Tuesday, December 6, 2016

The Next Fashion Trend: Weather Forecasting

By Ray A. Smith

Over the years it seems that winter is taking longer and longer to arrive.  However, it does not seem that the clothing retailers have recognized this emerging trend as I still see sales to offload summer clothes and replace them with winter starting earlier each year.  This inability of the retail firms to predict the weather is actually costing them money as despite their best marketing plans and promotional pricing customers will simply not buy a product that they do not need.  Think of the supply chain, clothing is often ordered months in advance based on what the weather typically is at that time of year. However, temperatures are often different from what was predicted—milder-than-usual winters, cold springs or otherwise inconsistent weather—The result is that clothes that are all wrong for the climate stay on racks and get discounted, hurting sales. So what are the international clothing retailers to do? According to the article The Next Fashion Trend: Weather Forecasting retails have turned to big data to determine the optimal time to change clothing lines to align with the weather. Fashion schools are starting to add into their curriculum classes on advanced predictive analytics. FIT a renowned fashion school launched a new course called Predictive analytics for planning and forecasting in which they focus on case studies with weatherization.  The course is geared for students in retail and merchandising careers. Armed with advanced analytics companies like JC Penney and Macys are making smarter decisions regarding how they order products and when to stock their shelves.  All of this to ensure optimal sales are met for each season. 

1 comment:

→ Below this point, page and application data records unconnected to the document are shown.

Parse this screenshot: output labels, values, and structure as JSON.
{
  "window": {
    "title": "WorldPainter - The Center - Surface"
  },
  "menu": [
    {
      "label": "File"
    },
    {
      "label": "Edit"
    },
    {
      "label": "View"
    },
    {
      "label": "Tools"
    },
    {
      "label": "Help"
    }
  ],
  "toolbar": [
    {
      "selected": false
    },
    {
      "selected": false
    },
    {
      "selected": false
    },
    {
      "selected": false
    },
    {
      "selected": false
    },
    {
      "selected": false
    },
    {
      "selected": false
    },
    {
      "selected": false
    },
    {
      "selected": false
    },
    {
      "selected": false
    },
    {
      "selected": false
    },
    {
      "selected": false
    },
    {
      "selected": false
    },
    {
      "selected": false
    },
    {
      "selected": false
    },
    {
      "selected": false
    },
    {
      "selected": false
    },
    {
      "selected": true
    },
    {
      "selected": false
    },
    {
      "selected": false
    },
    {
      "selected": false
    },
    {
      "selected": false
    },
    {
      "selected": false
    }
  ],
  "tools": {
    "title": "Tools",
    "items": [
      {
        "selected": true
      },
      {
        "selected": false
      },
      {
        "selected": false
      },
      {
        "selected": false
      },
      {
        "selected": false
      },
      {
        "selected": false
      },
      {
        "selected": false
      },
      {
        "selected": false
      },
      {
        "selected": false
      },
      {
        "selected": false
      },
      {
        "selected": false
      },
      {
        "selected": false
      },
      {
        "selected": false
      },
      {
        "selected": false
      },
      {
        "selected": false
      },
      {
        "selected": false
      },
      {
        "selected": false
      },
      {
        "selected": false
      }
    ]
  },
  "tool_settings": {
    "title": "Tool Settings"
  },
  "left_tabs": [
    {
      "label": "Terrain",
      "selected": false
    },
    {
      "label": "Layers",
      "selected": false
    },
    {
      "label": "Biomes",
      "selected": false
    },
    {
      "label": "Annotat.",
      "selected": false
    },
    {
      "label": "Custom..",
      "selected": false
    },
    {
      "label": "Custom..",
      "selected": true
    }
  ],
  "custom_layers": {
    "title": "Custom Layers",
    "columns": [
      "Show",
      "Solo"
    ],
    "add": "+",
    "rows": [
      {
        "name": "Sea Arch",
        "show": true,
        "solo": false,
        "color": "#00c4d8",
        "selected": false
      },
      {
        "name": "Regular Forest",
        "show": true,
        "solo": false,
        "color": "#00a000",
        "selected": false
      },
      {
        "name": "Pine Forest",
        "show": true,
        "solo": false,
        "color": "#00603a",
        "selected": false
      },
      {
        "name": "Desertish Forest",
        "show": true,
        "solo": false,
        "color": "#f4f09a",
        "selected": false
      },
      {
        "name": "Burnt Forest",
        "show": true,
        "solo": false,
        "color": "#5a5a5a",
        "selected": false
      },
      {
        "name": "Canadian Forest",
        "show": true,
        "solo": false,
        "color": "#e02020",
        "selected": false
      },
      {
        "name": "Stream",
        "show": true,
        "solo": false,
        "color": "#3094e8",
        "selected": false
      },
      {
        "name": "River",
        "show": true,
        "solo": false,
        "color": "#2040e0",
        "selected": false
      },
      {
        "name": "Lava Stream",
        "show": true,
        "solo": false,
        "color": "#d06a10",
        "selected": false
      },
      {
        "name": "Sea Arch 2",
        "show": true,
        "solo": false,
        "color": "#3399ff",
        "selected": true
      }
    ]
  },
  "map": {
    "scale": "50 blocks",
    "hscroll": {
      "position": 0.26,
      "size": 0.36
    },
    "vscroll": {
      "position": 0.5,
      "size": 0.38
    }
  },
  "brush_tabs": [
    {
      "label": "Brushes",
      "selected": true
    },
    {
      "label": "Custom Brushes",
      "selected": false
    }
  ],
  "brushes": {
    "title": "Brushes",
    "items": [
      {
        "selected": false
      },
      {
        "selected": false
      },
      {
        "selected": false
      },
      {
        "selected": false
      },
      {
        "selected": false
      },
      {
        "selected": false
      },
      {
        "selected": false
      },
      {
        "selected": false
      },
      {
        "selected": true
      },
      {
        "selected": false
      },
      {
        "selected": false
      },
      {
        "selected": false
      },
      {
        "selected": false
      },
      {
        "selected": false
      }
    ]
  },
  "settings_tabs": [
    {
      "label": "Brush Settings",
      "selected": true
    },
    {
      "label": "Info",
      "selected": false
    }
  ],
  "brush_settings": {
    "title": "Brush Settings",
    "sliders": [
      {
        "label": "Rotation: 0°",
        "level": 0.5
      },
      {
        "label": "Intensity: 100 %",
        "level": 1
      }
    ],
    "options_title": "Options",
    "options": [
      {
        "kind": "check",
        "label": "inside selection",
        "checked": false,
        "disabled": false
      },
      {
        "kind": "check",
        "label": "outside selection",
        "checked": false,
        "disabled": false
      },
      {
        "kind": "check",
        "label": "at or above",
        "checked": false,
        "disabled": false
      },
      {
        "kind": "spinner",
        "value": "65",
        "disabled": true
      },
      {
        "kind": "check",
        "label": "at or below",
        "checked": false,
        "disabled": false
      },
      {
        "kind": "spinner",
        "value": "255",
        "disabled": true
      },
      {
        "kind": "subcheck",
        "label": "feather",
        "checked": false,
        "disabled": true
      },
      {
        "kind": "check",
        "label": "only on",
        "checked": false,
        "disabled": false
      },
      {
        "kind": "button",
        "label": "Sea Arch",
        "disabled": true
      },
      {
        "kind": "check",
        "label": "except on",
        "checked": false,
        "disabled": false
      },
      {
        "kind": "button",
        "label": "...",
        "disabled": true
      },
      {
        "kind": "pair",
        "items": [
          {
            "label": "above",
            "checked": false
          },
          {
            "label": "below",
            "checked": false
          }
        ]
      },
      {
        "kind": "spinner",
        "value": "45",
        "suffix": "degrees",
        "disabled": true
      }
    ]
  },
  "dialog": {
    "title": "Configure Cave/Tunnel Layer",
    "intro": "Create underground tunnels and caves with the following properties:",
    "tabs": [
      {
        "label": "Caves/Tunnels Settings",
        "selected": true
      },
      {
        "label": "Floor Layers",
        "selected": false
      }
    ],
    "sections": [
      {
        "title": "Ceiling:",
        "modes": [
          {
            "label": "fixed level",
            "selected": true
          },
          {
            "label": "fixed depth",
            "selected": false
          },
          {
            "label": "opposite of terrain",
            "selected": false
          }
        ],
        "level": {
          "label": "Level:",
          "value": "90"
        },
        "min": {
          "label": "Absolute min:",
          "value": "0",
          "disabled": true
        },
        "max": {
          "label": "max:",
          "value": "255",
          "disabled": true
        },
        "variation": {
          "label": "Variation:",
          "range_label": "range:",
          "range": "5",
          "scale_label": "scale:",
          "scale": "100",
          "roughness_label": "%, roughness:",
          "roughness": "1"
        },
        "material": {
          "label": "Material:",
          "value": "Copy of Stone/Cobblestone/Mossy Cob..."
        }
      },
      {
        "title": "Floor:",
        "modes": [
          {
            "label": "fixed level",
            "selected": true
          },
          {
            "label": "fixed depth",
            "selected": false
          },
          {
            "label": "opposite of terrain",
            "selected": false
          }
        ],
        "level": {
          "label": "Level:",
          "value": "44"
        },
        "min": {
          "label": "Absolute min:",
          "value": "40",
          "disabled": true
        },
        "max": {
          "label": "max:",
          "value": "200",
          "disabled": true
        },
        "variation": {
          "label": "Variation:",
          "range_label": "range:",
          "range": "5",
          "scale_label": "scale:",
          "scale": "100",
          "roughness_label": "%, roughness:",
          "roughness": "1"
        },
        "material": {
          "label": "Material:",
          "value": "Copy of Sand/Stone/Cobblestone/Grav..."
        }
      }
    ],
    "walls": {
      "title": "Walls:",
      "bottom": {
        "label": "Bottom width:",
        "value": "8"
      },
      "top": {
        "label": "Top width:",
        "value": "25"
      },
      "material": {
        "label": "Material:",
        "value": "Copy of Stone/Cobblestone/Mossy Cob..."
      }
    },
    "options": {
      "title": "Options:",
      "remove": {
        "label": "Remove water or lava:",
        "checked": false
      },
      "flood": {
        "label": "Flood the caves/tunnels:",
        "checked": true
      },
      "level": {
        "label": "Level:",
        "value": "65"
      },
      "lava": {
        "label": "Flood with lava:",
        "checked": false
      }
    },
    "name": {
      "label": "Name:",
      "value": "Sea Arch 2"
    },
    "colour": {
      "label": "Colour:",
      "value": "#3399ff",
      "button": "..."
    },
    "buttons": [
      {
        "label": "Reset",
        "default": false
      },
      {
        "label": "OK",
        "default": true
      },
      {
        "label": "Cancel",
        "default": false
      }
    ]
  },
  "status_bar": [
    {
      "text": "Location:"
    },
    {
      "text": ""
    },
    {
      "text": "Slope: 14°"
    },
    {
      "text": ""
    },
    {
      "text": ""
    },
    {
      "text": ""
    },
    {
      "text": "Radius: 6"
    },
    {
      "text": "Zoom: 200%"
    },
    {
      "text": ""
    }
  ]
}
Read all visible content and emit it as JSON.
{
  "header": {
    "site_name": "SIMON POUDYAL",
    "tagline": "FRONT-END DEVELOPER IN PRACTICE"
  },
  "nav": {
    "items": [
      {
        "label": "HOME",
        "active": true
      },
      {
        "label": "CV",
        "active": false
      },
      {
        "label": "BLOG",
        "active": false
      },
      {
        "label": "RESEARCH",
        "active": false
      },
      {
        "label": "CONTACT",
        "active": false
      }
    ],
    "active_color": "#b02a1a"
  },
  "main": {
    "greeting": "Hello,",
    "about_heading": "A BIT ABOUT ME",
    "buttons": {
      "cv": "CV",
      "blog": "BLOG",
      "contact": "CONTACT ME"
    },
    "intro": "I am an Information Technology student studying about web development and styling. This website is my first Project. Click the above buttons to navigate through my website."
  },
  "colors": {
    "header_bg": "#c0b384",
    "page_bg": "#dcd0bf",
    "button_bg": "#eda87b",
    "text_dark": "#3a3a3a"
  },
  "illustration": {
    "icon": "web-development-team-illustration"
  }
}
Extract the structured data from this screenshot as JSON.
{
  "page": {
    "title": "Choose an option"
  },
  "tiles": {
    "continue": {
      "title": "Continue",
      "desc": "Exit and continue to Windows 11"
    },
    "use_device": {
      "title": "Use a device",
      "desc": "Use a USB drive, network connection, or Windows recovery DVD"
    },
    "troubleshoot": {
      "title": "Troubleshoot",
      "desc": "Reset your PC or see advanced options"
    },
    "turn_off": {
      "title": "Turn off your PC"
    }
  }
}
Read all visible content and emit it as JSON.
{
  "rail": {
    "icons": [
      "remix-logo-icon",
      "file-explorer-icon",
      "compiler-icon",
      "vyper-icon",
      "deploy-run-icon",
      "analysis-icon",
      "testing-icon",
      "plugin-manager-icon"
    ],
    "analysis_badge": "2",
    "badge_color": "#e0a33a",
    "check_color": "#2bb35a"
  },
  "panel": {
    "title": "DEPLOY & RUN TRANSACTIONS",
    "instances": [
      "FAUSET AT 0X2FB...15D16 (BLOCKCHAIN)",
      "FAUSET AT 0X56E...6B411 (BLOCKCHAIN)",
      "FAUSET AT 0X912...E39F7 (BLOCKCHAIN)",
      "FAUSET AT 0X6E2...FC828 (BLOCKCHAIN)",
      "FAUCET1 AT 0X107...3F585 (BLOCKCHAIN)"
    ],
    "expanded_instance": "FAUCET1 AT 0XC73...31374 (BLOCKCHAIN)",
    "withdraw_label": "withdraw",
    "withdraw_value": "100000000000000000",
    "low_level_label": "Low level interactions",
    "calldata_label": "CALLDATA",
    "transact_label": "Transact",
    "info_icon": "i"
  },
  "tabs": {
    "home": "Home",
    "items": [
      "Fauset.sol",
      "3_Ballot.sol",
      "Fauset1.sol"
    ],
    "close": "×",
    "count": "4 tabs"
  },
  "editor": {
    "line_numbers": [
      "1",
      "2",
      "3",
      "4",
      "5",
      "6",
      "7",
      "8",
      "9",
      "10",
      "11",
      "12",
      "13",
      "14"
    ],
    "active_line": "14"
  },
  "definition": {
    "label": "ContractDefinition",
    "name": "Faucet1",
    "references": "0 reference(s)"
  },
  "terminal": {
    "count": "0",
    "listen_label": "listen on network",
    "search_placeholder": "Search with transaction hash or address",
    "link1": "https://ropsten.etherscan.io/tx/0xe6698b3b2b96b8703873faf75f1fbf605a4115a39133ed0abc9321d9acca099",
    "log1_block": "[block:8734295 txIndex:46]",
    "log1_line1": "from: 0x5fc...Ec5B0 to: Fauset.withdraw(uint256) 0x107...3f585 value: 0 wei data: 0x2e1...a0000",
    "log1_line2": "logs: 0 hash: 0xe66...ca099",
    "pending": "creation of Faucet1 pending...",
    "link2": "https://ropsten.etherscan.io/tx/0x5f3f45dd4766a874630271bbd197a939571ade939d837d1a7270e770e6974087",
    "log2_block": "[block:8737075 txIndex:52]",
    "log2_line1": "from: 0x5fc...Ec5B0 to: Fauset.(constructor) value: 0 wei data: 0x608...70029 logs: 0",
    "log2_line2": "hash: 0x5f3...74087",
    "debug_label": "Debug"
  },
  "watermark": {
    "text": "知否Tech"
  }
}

  1. What a great article. This is most important in cities like Houston where we can go through all four seasons in the span of a day. It seems like all department stores try to set out all there winter clothes earlier and earlier every year no matter what state you live in but here in Texas it doesn't really feel winter till December and some summer clothes can still be sold all the way up until October November. I definitely think this will help department stores in the long run to maximize profits and probably be a game changer since they have been consulate losing sales due to online shopping.